■ **YOUR INSTRUCTIONS**: Would you print the records below without changing anything?
Top of THE RECORDS
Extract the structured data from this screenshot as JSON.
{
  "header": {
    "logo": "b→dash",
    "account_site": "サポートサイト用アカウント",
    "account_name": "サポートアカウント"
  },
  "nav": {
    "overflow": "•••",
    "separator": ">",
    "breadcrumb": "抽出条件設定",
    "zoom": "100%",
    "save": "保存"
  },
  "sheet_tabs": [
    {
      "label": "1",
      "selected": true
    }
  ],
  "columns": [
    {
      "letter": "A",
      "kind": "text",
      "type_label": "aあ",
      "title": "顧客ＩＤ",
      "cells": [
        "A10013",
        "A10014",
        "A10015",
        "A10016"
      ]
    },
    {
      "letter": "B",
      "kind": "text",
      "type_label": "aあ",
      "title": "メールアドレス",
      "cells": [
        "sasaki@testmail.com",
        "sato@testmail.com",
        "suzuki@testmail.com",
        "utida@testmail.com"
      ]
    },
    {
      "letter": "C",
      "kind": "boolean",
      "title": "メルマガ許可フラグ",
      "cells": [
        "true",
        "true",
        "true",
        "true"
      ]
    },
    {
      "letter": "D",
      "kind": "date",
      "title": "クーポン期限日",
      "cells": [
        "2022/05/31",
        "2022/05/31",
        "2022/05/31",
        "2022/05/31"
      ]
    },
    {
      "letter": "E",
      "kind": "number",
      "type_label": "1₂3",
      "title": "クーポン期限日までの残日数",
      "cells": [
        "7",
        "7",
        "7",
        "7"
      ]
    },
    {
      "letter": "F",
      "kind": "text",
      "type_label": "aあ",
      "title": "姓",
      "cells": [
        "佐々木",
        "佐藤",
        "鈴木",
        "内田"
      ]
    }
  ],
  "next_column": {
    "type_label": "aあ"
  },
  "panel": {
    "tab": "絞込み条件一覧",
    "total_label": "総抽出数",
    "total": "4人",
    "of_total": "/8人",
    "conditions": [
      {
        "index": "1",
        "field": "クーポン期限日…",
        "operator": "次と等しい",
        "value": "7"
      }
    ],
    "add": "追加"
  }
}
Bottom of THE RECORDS
■ **FINISHED TASK**:
Extract the structured data from this screenshot as JSON.
{
  "header": {
    "logo": "b→dash",
    "account_site": "サポートサイト用アカウント",
    "account_name": "サポートアカウント"
  },
  "nav": {
    "overflow": "•••",
    "separator": ">",
    "breadcrumb": "抽出条件設定",
    "zoom": "100%",
    "save": "保存"
  },
  "sheet_tabs": [
    {
      "label": "1",
      "selected": true
    }
  ],
  "columns": [
    {
      "letter": "A",
      "kind": "text",
      "type_label": "aあ",
      "title": "顧客ＩＤ",
      "cells": [
        "A10013",
        "A10014",
        "A10015",
        "A10016"
      ]
    },
    {
      "letter": "B",
      "kind": "text",
      "type_label": "aあ",
      "title": "メールアドレス",
      "cells": [
        "sasaki@testmail.com",
        "sato@testmail.com",
        "suzuki@testmail.com",
        "utida@testmail.com"
      ]
    },
    {
      "letter": "C",
      "kind": "boolean",
      "title": "メルマガ許可フラグ",
      "cells": [
        "true",
        "true",
        "true",
        "true"
      ]
    },
    {
      "letter": "D",
      "kind": "date",
      "title": "クーポン期限日",
      "cells": [
        "2022/05/31",
        "2022/05/31",
        "2022/05/31",
        "2022/05/31"
      ]
    },
    {
      "letter": "E",
      "kind": "number",
      "type_label": "1₂3",
      "title": "クーポン期限日までの残日数",
      "cells": [
        "7",
        "7",
        "7",
        "7"
      ]
    },
    {
      "letter": "F",
      "kind": "text",
      "type_label": "aあ",
      "title": "姓",
      "cells": [
        "佐々木",
        "佐藤",
        "鈴木",
        "内田"
      ]
    }
  ],
  "next_column": {
    "type_label": "aあ"
  },
  "panel": {
    "tab": "絞込み条件一覧",
    "total_label": "総抽出数",
    "total": "4人",
    "of_total": "/8人",
    "conditions": [
      {
        "index": "1",
        "field": "クーポン期限日…",
        "operator": "次と等しい",
        "value": "7"
      }
    ],
    "add": "追加"
  }
}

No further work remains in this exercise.